Wind power offers too much to ignore
The location of the British Isles at Europe’s wild and windy western fringe does not always seem like a blessing. But in one important respect it is: the UK has the greatest potential for wind power, both onshore and offshore, of any European country.
Onshore wind power has expanded steadily across the UK in recent years and is a key plank of the country’s commitment to greening its electricity supply. But as the turbines have gone up across the countryside, so has the level of opposition. Wind power has become a deeply divisive issue in British politics.
The issue exploded last year when 106 members of parliament, mostly Conservatives representing rural constituencies, signed a letter to Conservative Prime Minister David Cameron. They urged him to cut subsidies for the onshore wind industry, describing wind technology as “inefficient and intermittent”.
Things escalated in the autumn when the recently appointed Conservative energy minister, John Hayes, told two newspapers that “enough is enough” and that no new onshore wind farms would be built. He was slapped down by his boss Edward Davey, the secretary of state for energy and climate change and a member of the Liberal Democrat party.
But simmering tensions remain at the top level of the coalition government. Another Conservative, finance minister George Osborne, is known to be sympathetic to the anti-wind cause. Wind turbines also became an important point of contention between the parties in a recent by-election.
Two of the anti-wind campaigners’ main concerns are the impact of turbines on the beauty of the countryside and
the opposition of local people. It is absolutely right that these be taken into account. But they need to be balanced against the bulk of public opinion, which strongly supports the increased use of wind turbines.
Any misgivings must also be balanced against the important role that this technology can play for the UK, both in fulfilling its climate-change commitments and for future economic success.
Anti-wind campaigners frequently make claims about the shortcomings of wind power. They complain that turbines are so inefficient that they actually increase carbon dioxide emissions, and so unreliable that they can’t provide us with a secure energy supply. If correct, these claims would be devastating to wind power. But they are not.
My organisation, the Institute for Public Policy Research, recently published a report tackling these questions. Our conclusions are unambiguous. Onshore wind power reduces carbon emissions and is a reliable source of electricity, at least up to the capacity of wind power that is forecast to be installed in the UK by 2020.
To answer the carbon question, we used a simple model of the UK electricity market. As demand increases, say on a weekday morning when people are waking up and getting ready to go to work, power plants increase output to meet it. Plants with the lowest marginal cost - that is, those that can produce additional electricity most cheaply - are selected first by the market. Here wind beats gas and coal, as no fuel is needed to generate electricity.
The upshot is that, in theory, adding wind power to the energy mix should displace coal and gas, and hence cut carbon. This is backed up by empirical data on emissions reductions from wind power in the US.

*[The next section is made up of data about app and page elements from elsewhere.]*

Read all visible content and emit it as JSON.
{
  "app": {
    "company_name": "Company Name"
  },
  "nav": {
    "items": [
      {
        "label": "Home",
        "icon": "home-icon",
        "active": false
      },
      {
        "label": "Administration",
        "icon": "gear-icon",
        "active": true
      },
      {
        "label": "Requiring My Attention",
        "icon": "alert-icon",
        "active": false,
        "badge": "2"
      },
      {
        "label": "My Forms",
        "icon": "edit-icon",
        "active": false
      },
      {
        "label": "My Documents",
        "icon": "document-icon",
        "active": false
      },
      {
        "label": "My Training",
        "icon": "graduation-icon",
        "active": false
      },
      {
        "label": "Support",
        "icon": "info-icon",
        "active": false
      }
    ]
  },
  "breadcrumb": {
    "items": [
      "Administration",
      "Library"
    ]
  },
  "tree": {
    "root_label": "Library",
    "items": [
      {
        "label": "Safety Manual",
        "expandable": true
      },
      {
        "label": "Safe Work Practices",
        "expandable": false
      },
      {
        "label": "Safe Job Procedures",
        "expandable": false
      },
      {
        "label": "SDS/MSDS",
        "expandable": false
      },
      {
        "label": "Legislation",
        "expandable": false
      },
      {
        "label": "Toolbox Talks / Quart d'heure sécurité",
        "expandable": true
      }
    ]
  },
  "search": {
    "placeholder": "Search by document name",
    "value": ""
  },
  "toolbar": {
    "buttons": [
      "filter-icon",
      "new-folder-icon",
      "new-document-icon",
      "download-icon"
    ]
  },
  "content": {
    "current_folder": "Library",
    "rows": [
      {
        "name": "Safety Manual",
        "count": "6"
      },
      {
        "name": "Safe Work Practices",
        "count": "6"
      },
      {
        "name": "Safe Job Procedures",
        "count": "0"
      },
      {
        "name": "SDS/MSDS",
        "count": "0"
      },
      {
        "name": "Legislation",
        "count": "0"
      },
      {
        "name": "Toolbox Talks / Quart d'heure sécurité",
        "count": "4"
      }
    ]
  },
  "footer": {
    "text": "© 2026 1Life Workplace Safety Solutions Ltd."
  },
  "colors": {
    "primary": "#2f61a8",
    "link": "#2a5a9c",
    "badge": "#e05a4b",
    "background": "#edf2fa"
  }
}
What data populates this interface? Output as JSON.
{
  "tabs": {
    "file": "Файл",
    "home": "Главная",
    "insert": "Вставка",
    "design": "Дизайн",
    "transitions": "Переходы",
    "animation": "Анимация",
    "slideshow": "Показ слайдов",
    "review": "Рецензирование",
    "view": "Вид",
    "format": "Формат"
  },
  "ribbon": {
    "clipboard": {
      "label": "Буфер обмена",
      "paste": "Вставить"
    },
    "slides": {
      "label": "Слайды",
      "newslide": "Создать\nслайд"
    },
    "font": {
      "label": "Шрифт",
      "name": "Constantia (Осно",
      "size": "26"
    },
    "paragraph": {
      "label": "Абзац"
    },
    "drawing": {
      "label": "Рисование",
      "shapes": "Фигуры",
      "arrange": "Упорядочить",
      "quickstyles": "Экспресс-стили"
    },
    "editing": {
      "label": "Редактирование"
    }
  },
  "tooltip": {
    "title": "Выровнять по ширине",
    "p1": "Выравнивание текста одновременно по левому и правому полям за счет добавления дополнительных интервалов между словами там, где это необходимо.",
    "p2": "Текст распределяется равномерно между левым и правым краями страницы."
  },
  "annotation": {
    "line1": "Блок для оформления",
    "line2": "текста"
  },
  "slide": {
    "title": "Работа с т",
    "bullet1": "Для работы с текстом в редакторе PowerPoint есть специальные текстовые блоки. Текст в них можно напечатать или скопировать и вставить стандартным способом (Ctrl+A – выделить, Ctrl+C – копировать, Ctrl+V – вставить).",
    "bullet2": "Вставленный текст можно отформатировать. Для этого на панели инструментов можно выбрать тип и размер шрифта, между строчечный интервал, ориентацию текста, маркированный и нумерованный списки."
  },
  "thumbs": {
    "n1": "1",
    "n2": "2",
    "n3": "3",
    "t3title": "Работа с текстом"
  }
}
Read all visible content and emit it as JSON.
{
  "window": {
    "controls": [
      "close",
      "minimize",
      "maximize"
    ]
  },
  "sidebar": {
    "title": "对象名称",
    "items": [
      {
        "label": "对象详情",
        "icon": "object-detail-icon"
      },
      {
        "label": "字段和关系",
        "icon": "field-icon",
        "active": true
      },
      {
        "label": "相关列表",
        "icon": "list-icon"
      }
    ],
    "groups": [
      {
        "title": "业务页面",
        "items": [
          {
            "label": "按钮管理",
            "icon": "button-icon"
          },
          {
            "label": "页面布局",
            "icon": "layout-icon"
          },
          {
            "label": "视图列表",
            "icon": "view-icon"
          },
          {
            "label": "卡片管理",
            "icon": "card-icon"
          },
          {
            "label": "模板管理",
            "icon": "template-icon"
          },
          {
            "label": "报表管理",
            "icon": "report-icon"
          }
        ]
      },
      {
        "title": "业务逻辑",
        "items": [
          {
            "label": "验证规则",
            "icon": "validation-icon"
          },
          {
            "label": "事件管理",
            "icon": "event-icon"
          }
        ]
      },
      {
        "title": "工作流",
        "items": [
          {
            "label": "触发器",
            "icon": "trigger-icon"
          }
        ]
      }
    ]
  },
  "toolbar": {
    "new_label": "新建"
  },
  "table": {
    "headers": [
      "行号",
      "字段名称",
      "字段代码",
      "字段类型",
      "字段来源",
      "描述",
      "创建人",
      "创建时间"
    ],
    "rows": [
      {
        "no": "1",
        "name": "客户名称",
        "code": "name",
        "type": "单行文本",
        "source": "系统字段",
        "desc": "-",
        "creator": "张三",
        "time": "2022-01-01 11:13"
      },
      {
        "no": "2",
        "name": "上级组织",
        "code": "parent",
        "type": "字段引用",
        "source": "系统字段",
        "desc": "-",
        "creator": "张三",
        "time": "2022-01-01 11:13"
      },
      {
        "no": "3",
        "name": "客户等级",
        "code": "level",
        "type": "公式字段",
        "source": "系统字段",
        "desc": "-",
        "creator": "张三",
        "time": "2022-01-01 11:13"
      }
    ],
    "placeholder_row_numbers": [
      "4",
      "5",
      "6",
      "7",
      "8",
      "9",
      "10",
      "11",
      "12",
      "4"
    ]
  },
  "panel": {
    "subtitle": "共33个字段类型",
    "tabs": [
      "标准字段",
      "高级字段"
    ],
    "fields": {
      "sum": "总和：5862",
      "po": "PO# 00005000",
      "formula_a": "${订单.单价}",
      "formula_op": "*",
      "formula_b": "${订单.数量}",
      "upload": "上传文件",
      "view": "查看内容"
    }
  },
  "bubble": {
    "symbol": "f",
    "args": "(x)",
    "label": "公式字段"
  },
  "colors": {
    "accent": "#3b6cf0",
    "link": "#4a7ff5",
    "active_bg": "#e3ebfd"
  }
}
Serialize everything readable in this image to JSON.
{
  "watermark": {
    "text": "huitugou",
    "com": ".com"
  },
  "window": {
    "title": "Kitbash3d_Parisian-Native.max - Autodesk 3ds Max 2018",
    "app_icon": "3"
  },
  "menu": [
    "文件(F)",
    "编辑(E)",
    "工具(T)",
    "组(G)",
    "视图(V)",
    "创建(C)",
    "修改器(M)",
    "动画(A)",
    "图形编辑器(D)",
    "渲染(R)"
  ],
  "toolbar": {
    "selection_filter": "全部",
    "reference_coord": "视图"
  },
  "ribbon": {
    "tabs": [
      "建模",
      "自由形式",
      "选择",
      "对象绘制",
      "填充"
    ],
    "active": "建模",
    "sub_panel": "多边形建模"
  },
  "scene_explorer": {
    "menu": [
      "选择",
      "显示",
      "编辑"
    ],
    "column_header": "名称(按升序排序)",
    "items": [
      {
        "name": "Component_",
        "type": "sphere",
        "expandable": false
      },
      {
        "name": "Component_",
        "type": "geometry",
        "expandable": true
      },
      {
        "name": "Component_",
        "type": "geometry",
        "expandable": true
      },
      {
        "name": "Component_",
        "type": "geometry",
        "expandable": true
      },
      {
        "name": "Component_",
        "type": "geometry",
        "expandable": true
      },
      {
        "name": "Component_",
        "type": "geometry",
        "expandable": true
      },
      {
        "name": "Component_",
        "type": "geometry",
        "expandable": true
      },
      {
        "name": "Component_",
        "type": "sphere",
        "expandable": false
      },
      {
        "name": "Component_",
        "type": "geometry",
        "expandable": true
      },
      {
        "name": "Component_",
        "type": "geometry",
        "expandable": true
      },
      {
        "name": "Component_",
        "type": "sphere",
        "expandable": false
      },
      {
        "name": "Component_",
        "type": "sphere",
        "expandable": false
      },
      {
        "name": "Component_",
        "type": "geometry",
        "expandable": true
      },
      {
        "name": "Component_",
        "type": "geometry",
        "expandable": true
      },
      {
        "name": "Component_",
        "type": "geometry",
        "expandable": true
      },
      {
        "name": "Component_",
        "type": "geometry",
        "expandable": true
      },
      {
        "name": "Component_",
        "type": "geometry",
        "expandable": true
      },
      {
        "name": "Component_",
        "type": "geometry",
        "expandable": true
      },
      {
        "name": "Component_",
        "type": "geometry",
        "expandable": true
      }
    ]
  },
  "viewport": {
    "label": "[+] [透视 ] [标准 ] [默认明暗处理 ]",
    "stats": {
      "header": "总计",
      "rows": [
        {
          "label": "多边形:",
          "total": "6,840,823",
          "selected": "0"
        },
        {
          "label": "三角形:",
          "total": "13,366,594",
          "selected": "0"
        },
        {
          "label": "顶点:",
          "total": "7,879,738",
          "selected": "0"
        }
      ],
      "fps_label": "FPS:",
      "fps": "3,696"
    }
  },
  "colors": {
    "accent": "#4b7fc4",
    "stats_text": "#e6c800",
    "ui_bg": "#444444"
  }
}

There is another way of looking at it. In 2011, wind energy contributed approximately 15.5 terawatt-hours of electricity to the UK. If this had been supplied by fossil fuels instead, CO2 emissions would have been at least 5.5 million tonnes higher, and as much as 12 million tonnes higher.
As for the important matter of reliability, the obvious worry is that because the wind does not always blow, the system will sometimes not be able to supply electricity when needed.
This seems like common sense. However, the reliability of wind power does not depend on the variability of wind. Instead, it depends on how well changes in wind power output can be anticipated.
Forecasts of wind farm output are increasingly accurate, and drops in output can be predicted and compensated for using conventional power stations. In any case, output is surprisingly stable across the country’s entire network of wind farms: when the wind isn’t blowing in one area, it usually is somewhere else. The relatively small changes that do occur are well within the capabilities of existing systems for balancing supply and demand on the grid.
Even when winter delivers a “long, cold, calm spell” with low temperatures and little wind, the system can cope. This was demonstrated by a two-week period in February 2010 in Ireland, a country that is much more reliant on wind than the UK. It coped perfectly well.
If the UK government caves into pressure and lowers its ambitions for onshore wind, it will make more expensive forms of low-carbon generation a necessity to hit the UK’s target of producing 30 per cent of its electricity from renewables by 2020. The result will be even higher electricity bills.
Scaling back on wind would also be a lost opportunity. The natural resource at our disposal, combined with the UK’s engineering heritage, could create significant economic growth and jobs.
The concerns of people who do not want wind power on their doorsteps need to be taken into account. We must also be sensitive to the need to preserve areas of natural beauty. But we should not sacrifice important opportunities because of the views of vocal minority groups and their unsubstantiated claims.